I was on the point of giving up on this book after chapter three. Most books of this type seem to have just one chapter which is the book's real point, and I rather had the feeling that I had read it and was just getting more of the same. Not so! Rather than simply drawing evidence from further afield for his initial thesis that accidents of birthdate within the calendar are the biggest factor in sporting success, Gladwell goes on to look at accidents of language, of the type of economy we grew up in, of culture in the cockpit, and of shade of skin in the Caribbean. He draws out different conclusions from each one, including the surprising notion of intelligence threshold, where being clever _enough_ is more important than maximum IQ.
The underlying premise, I suppose, is that success is inherently unfair. Somehow -- by going through his own family's history -- Gladwell turns this round right at the end to be something positive and life-affirming.
An awful lot of the evidence in this book is 'evidence by inspection', and it sometimes comes perilously close to finding causation where there is only evidence of correlation.Read more ›
The book deals with the broader context of collective contribution, a concept not new at all and acknowledged and documented in the work of most geniuses such as Isaac Newton and Albert Einstein. The book adds its twist by combining it with how the Western culture view success and its contemporary drivers. The book debunks the misconception that success is an outcome of personal achievement but rather a mix of a string of opportunities, concerted effort of communities and families, luck, dedication and a quirky take on the world.
The book is an eye opener to rigid individualism and how viewing success in those terms are not only false but dangerous. We do live at a time which offers great opportunities and unprecedented potentials but they are only few and it’s important to be aware of how we view the majority who are unsuccessful. We view our system in a sentimental way that it rewards hard work with astonishing success and wealth, this is false the truth is that it only rewards one billionaire Bill Gates and one billionaire Richard Branson and nobody else can have that opportunity and if Bill Gates was not born in 1955 plus another series of lucky events the opportunity would have gone to someone else and only them.Read more ›
Most Recent Customer Reviews
The book deals with the broader context of collective contribution, a concept not new at all and acknowledged and documented in the work of most geniuses such as Isaac Newton and... Read morePublished 23 hours ago by M Fairel

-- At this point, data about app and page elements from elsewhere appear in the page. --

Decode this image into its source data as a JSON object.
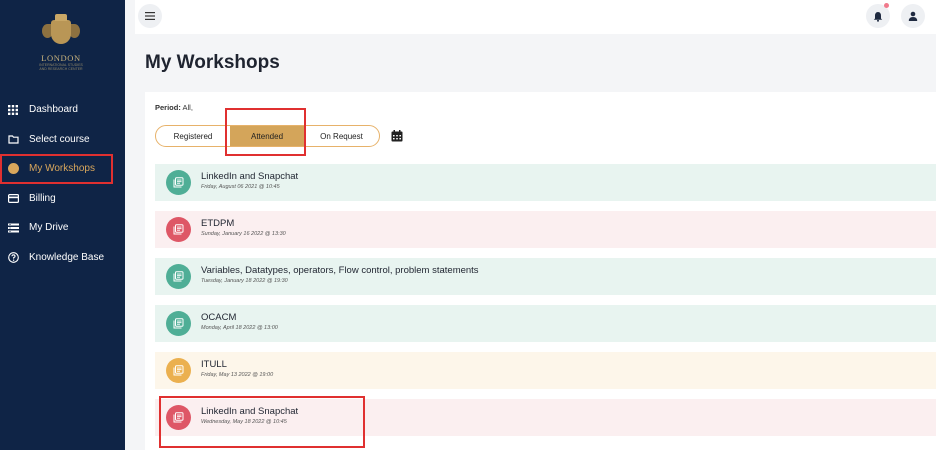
{
  "brand": {
    "name": "LONDON",
    "tagline1": "INTERNATIONAL STUDIES",
    "tagline2": "AND RESEARCH CENTER"
  },
  "sidebar": {
    "items": [
      {
        "label": "Dashboard",
        "icon": "grid-icon"
      },
      {
        "label": "Select course",
        "icon": "folder-icon"
      },
      {
        "label": "My Workshops",
        "icon": "workshop-icon",
        "active": true
      },
      {
        "label": "Billing",
        "icon": "card-icon"
      },
      {
        "label": "My Drive",
        "icon": "drive-icon"
      },
      {
        "label": "Knowledge Base",
        "icon": "help-icon"
      }
    ]
  },
  "page": {
    "title": "My Workshops",
    "period_label": "Period:",
    "period_value": "All,"
  },
  "tabs": [
    {
      "label": "Registered"
    },
    {
      "label": "Attended",
      "active": true
    },
    {
      "label": "On Request"
    }
  ],
  "workshops": [
    {
      "title": "LinkedIn and Snapchat",
      "date": "Friday, August 06 2021 @ 10:45",
      "color": "green"
    },
    {
      "title": "ETDPM",
      "date": "Sunday, January 16 2022 @ 13:30",
      "color": "red"
    },
    {
      "title": "Variables, Datatypes, operators, Flow control, problem statements",
      "date": "Tuesday, January 18 2022 @ 19:30",
      "color": "green"
    },
    {
      "title": "OCACM",
      "date": "Monday, April 18 2022 @ 13:00",
      "color": "green"
    },
    {
      "title": "ITULL",
      "date": "Friday, May 13 2022 @ 19:00",
      "color": "yellow"
    },
    {
      "title": "LinkedIn and Snapchat",
      "date": "Wednesday, May 18 2022 @ 10:45",
      "color": "red"
    }
  ],
  "colors": {
    "sidebar_bg": "#0f2446",
    "accent": "#d4a55a",
    "highlight": "#e03030"
  }
}
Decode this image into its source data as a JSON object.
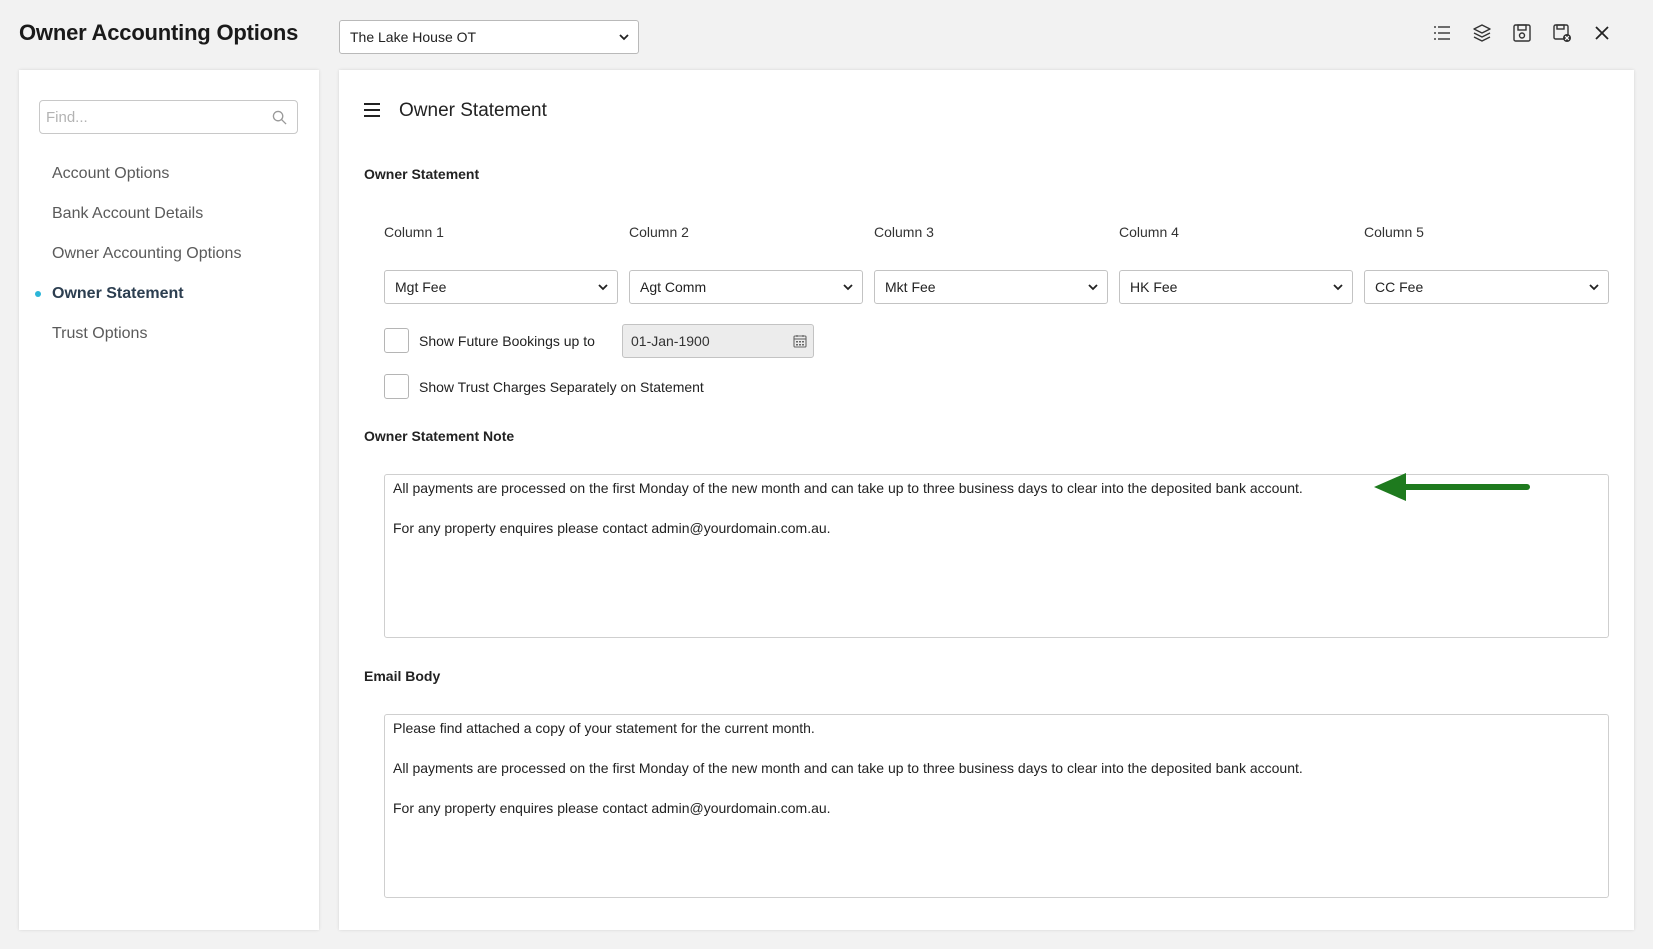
{
  "app": {
    "title": "Owner Accounting Options",
    "property_selected": "The Lake House OT"
  },
  "toolbar": {
    "icons": [
      "list-icon",
      "layers-icon",
      "save-icon",
      "save-close-icon",
      "close-icon"
    ]
  },
  "sidebar": {
    "search_placeholder": "Find...",
    "items": [
      {
        "label": "Account Options",
        "active": false
      },
      {
        "label": "Bank Account Details",
        "active": false
      },
      {
        "label": "Owner Accounting Options",
        "active": false
      },
      {
        "label": "Owner Statement",
        "active": true
      },
      {
        "label": "Trust Options",
        "active": false
      }
    ]
  },
  "main": {
    "title": "Owner Statement",
    "section_statement": "Owner Statement",
    "columns": [
      {
        "label": "Column 1",
        "value": "Mgt Fee"
      },
      {
        "label": "Column 2",
        "value": "Agt Comm"
      },
      {
        "label": "Column 3",
        "value": "Mkt Fee"
      },
      {
        "label": "Column 4",
        "value": "HK Fee"
      },
      {
        "label": "Column 5",
        "value": "CC Fee"
      }
    ],
    "future_bookings": {
      "label": "Show Future Bookings up to",
      "checked": false,
      "date": "01-Jan-1900"
    },
    "trust_charges": {
      "label": "Show Trust Charges Separately on Statement",
      "checked": false
    },
    "section_note": "Owner Statement Note",
    "note_lines": [
      "All payments are processed on the first Monday of the new month and can take up to three business days to clear into the deposited bank account.",
      "For any property enquires please contact admin@yourdomain.com.au."
    ],
    "section_email": "Email Body",
    "email_lines": [
      "Please find attached a copy of your statement for the current month.",
      "All payments are processed on the first Monday of the new month and can take up to three business days to clear into the deposited bank account.",
      "For any property enquires please contact admin@yourdomain.com.au."
    ]
  },
  "colors": {
    "active_dot": "#2bb5d8",
    "annotation_arrow": "#1e7a1e"
  }
}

Excellent read would recommend reading it through twice. Now annoyed that my parents didn't have me earlier in the decade and later in the yearPublished 4 days ago by Spineman

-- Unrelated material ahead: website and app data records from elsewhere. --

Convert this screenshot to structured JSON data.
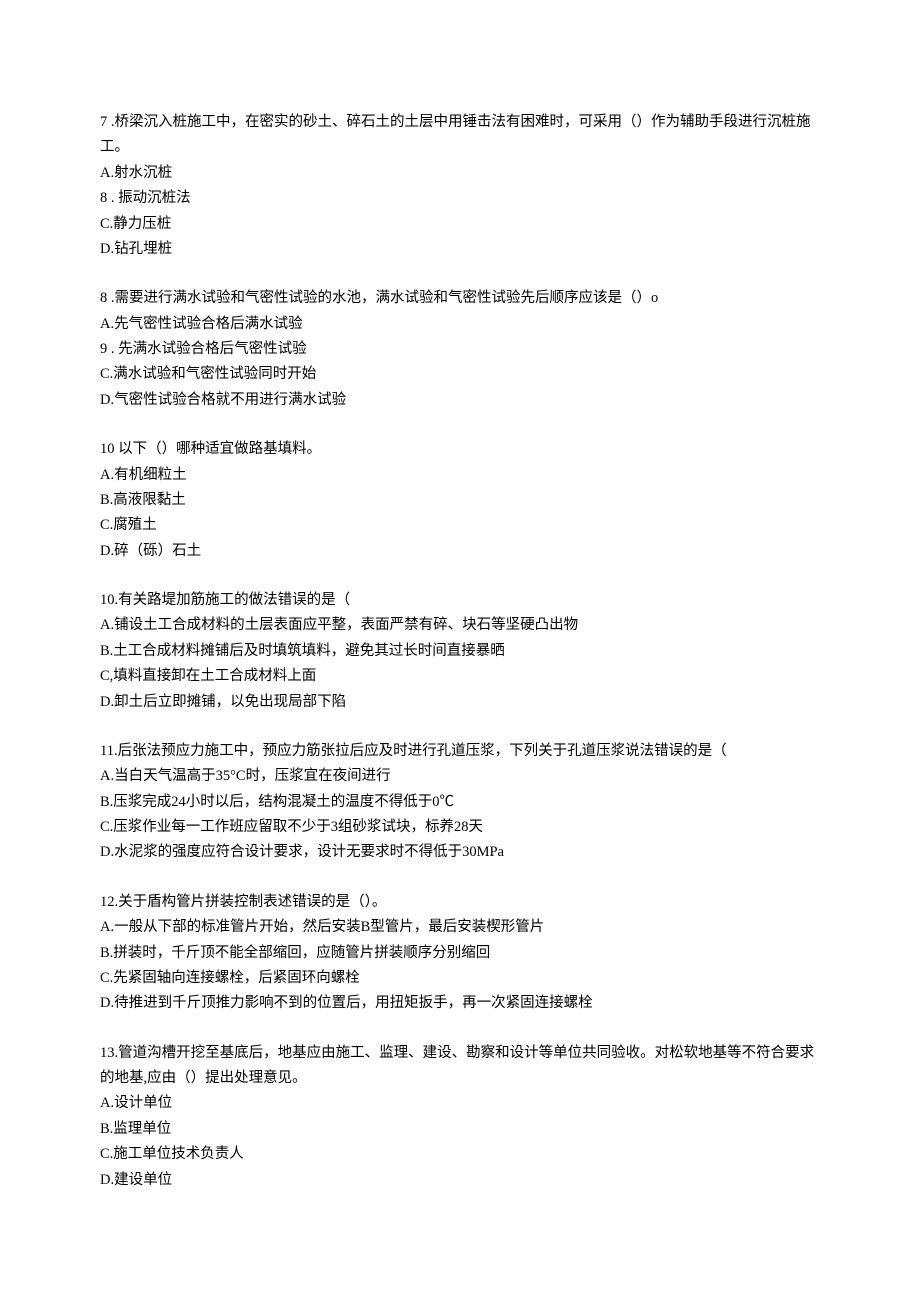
{
  "questions": [
    {
      "stem": "7 .桥梁沉入桩施工中，在密实的砂土、碎石土的土层中用锤击法有困难时，可采用（）作为辅助手段进行沉桩施工。",
      "options": [
        "A.射水沉桩",
        "8 . 振动沉桩法",
        "C.静力压桩",
        "D.钻孔埋桩"
      ]
    },
    {
      "stem": "8 .需要进行满水试验和气密性试验的水池，满水试验和气密性试验先后顺序应该是（）o",
      "options": [
        "A.先气密性试验合格后满水试验",
        "9 . 先满水试验合格后气密性试验",
        "C.满水试验和气密性试验同时开始",
        "D.气密性试验合格就不用进行满水试验"
      ]
    },
    {
      "stem": "10 以下（）哪种适宜做路基填料。",
      "options": [
        "A.有机细粒土",
        "B.高液限黏土",
        "C.腐殖土",
        "D.碎（砾）石土"
      ]
    },
    {
      "stem": "10.有关路堤加筋施工的做法错误的是（",
      "options": [
        "A.铺设土工合成材料的土层表面应平整，表面严禁有碎、块石等坚硬凸出物",
        "B.土工合成材料摊铺后及时填筑填料，避免其过长时间直接暴晒",
        "C,填料直接卸在土工合成材料上面",
        "D.卸土后立即摊铺，以免出现局部下陷"
      ]
    },
    {
      "stem": "11.后张法预应力施工中，预应力筋张拉后应及时进行孔道压浆，下列关于孔道压浆说法错误的是（",
      "options": [
        "A.当白天气温高于35°C时，压浆宜在夜间进行",
        "B.压浆完成24小时以后，结构混凝土的温度不得低于0℃",
        "C.压浆作业每一工作班应留取不少于3组砂浆试块，标养28天",
        "D.水泥浆的强度应符合设计要求，设计无要求时不得低于30MPa"
      ]
    },
    {
      "stem": "12.关于盾构管片拼装控制表述错误的是（）。",
      "options": [
        "A.一般从下部的标准管片开始，然后安装B型管片，最后安装楔形管片",
        "B.拼装时，千斤顶不能全部缩回，应随管片拼装顺序分别缩回",
        "C.先紧固轴向连接螺栓，后紧固环向螺栓",
        "D.待推进到千斤顶推力影响不到的位置后，用扭矩扳手，再一次紧固连接螺栓"
      ]
    },
    {
      "stem": "13.管道沟槽开挖至基底后，地基应由施工、监理、建设、勘察和设计等单位共同验收。对松软地基等不符合要求的地基,应由（）提出处理意见。",
      "options": [
        "A.设计单位",
        "B.监理单位",
        "C.施工单位技术负责人",
        "",
        "D.建设单位"
      ]
    }
  ]
}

Great book, with lots of interesting facts that make you think why people are so good at what they do. I won't give you more details because otherwise I will spoil the funPublished 15 days ago by Nina Flores
One of the best books that I've read in a long time. Haven't finished it yet but so far there are some valuable bits of information that really challenge the way I looked at... Read morePublished 21 days ago by Fabulous37
One of my favourite books ever and a good present for other peoplePublished 28 days ago by andyosbo
Ive read Blink and wanted to try a few of Malcolm Gladwells other books - this didnt disappoint, well worth a read.Published 1 month ago by Graham Mc Cormack